DEET, referred to as DEET, is a widely used insecticide. Spray it on your skin or clothing to prevent insects and mosquitoes from biting. It also contains human sweat and breath, and works by blocking 1-octene-3-ol, which blocks insect olfactory receptors.
Although DEET can help humans avoid mosquito bites, it can also partially affect the health and living environment of humans.
The following is an introduction to the effects of DEET on human health and the biological environment.
Precautions: Manufacturers advise users that products containing DEET should not be used in direct contact with damaged skin or in clothing; when not needed, the preparation can be washed away with water. DEET acts as an irritant, so irritation to the skin is inevitable.
At the same time that DEET was eligible for re-registration, the U.S. Environmental Protection Agency announced 14 to 46 cases of epilepsy that could potentially be linked to DEET, with four deaths. The EPA statement mentioned: "It is true that some cases may be related to the toxicity of DEET," but the survey showed that 30% of Americans are using DEET, so the incidence of epilepsy is only one in 100 million.
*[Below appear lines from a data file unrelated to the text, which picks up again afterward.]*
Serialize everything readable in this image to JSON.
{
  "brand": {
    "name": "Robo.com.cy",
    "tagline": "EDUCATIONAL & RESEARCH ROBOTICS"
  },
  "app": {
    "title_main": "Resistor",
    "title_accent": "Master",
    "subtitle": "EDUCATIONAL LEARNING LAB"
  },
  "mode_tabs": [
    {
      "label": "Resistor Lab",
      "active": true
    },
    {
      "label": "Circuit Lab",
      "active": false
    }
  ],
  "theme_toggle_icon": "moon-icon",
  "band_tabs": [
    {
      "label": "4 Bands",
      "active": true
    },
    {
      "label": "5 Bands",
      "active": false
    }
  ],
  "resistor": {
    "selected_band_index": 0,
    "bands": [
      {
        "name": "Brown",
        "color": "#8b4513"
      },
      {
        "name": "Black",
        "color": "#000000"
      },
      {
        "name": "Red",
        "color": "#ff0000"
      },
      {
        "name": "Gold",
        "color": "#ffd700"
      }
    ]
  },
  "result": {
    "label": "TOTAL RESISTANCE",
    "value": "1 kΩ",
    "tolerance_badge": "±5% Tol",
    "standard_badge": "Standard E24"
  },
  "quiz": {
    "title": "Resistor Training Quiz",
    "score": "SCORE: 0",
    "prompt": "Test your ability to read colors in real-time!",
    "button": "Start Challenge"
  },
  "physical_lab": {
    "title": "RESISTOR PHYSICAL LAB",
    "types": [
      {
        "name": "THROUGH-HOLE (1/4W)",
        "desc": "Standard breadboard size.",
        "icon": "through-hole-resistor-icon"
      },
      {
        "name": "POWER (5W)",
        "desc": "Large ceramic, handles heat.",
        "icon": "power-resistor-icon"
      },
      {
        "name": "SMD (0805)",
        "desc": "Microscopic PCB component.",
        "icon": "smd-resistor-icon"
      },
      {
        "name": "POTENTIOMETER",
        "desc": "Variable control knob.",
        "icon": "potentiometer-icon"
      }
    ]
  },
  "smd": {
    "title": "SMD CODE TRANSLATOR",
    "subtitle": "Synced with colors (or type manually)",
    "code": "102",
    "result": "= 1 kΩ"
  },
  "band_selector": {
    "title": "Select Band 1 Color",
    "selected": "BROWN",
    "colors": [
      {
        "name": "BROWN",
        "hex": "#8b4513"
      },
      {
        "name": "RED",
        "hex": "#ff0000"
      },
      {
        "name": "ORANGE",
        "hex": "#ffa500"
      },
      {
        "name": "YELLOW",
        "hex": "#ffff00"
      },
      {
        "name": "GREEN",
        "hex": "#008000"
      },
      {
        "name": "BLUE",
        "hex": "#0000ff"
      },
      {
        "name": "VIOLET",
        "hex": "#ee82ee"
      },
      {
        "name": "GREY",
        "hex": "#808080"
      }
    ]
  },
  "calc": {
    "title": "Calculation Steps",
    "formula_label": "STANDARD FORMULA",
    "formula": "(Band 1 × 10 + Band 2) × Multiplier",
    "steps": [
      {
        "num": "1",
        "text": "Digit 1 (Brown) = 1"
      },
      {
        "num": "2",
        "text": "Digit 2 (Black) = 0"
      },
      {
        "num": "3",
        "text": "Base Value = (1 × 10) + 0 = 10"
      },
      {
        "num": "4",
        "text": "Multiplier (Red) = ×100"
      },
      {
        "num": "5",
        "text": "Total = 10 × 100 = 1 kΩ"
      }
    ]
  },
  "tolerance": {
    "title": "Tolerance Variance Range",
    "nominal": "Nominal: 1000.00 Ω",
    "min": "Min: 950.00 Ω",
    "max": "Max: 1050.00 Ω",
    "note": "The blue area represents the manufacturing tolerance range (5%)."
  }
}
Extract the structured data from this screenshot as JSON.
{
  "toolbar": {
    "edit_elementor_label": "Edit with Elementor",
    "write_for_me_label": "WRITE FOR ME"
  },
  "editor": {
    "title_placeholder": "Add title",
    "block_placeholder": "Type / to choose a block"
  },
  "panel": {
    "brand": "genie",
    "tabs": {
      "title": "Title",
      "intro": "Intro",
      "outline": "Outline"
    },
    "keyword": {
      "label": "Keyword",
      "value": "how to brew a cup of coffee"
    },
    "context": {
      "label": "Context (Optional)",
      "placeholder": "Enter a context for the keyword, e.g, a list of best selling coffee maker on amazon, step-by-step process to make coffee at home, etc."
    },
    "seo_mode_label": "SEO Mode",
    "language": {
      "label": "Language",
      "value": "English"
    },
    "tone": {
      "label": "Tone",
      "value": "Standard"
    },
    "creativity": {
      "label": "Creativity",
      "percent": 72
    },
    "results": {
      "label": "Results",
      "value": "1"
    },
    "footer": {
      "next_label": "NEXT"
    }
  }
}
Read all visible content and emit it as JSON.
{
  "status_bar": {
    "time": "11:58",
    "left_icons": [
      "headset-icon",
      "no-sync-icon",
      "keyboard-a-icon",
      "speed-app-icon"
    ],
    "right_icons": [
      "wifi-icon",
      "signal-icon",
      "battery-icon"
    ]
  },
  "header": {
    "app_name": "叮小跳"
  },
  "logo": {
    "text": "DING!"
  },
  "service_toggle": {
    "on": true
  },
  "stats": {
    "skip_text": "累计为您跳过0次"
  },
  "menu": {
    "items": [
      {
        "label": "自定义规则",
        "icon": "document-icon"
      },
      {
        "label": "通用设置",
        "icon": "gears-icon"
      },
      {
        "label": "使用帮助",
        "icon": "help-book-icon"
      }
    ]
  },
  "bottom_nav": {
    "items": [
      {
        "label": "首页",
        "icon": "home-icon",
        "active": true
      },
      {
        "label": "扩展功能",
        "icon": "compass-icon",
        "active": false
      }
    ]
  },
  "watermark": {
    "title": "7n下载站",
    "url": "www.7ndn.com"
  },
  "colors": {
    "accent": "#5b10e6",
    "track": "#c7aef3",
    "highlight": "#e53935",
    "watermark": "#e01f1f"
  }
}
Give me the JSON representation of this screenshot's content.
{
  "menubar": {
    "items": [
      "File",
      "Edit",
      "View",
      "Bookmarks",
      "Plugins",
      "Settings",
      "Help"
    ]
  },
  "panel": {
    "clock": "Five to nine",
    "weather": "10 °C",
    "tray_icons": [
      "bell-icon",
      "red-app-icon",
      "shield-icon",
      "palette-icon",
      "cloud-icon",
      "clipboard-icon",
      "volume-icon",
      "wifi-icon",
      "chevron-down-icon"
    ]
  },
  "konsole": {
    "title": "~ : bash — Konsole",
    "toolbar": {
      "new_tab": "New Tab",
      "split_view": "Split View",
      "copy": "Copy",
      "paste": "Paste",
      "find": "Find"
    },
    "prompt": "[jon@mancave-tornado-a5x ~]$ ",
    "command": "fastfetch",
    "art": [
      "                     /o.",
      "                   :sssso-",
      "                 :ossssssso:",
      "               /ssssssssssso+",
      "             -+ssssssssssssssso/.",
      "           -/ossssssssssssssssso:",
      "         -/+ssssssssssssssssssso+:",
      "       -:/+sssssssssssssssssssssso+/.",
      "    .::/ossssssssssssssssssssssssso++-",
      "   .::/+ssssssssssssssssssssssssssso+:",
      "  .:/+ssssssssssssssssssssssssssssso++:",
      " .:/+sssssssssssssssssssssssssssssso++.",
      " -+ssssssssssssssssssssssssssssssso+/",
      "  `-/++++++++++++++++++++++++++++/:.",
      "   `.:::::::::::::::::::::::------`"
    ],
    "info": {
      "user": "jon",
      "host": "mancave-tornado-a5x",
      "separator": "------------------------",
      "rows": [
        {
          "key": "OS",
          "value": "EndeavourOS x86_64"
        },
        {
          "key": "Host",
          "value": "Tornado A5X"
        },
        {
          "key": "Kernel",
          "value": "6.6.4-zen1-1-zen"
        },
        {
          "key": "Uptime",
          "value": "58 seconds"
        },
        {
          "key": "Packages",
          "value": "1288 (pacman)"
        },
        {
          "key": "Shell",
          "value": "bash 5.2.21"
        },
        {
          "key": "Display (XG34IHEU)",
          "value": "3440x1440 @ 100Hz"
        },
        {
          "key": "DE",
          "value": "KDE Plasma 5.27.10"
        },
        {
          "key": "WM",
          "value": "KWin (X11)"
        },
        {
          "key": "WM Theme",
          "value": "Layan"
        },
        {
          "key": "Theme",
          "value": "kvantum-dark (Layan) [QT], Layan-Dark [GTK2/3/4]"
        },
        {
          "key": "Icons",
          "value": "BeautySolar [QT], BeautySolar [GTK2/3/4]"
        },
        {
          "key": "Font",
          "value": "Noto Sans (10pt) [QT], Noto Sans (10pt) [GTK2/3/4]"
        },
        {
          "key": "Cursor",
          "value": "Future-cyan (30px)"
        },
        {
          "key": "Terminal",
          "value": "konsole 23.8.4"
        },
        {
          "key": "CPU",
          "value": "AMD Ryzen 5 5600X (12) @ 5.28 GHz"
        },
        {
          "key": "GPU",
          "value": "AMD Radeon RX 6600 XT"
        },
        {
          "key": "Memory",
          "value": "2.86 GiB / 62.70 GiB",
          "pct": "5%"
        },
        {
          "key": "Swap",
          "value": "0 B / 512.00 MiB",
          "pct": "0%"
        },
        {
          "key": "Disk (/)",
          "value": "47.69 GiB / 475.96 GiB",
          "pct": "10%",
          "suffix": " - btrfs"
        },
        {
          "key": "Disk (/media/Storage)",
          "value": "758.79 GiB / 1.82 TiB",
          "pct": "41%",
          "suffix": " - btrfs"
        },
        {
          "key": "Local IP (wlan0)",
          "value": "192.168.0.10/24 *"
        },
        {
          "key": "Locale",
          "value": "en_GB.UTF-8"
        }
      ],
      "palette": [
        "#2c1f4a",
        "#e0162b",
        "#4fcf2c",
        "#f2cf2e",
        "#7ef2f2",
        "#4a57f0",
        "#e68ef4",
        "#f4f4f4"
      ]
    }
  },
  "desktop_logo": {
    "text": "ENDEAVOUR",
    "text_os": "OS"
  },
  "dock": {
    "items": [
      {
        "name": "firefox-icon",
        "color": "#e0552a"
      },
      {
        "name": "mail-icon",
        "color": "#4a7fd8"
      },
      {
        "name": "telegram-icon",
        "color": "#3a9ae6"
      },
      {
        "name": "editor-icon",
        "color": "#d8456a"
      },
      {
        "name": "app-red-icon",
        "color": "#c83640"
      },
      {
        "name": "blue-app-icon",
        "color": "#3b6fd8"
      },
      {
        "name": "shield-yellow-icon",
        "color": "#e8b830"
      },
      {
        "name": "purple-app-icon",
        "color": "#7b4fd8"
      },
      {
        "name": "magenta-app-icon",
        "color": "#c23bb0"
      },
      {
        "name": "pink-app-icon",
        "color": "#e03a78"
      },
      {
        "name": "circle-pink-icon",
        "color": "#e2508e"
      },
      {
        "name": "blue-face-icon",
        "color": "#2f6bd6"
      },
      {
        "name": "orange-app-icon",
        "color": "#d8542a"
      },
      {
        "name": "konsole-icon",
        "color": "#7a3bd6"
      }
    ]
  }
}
Cornell University's Pesticide Intelligence Program Joint Development Office report states: "Every employee who uses DEET in the Everglades National Park has insomnia, anxiety, and cognitive decline than those who are exposed to DEET. Serious. A study by the American Academy of Pediatrics found that there is no difference in the safety of products used directly by 10% and 30% of children, however, it is not recommended for infants under two months of age.
A recent study published in the British "BMC Biology" magazine showed that the mosquito repellent "DEET" has an inhibitory effect on the activity of a key enzyme in the central nervous system. The safety of this mosquito repellent. An international team led by French researchers has found that DEET can inhibit the activity of acetylcholinesterase, an enzyme that is critical in the central nervous system of both insects and mammals.
Researchers say that DEET is often used in combination with other insecticides, but it is more toxic when used in combination with carbamate pesticides. Researchers believe that, for the sake of public health and safety, in-depth research on the safety of DEET is needed.
the effect on the environment
Although there are few research reports on the environmental pollution of DEET, DEET is indeed a non-strong chemical insecticide, which may not be suitable for use in and around water sources. Although DEET is not considered a bioaccumulation, it has been found to be slightly toxic to cold-water fish, such as rainbow trout and tilapia. In addition, experiments have shown that it is also toxic to some freshwater plankton species. Due to the production and use of DEET products, high concentrations of DEET can also be detected in some water bodies. For example, in 1991, the Mississippi River and its tributaries were detected to contain 5 to 201 nanograms of DEET.
Therefore, although DEET helps humans to get rid of mosquitoes, it also partially affects human health and living environment. For human health and the natural environment, precautions should be taken for the use of chemicals.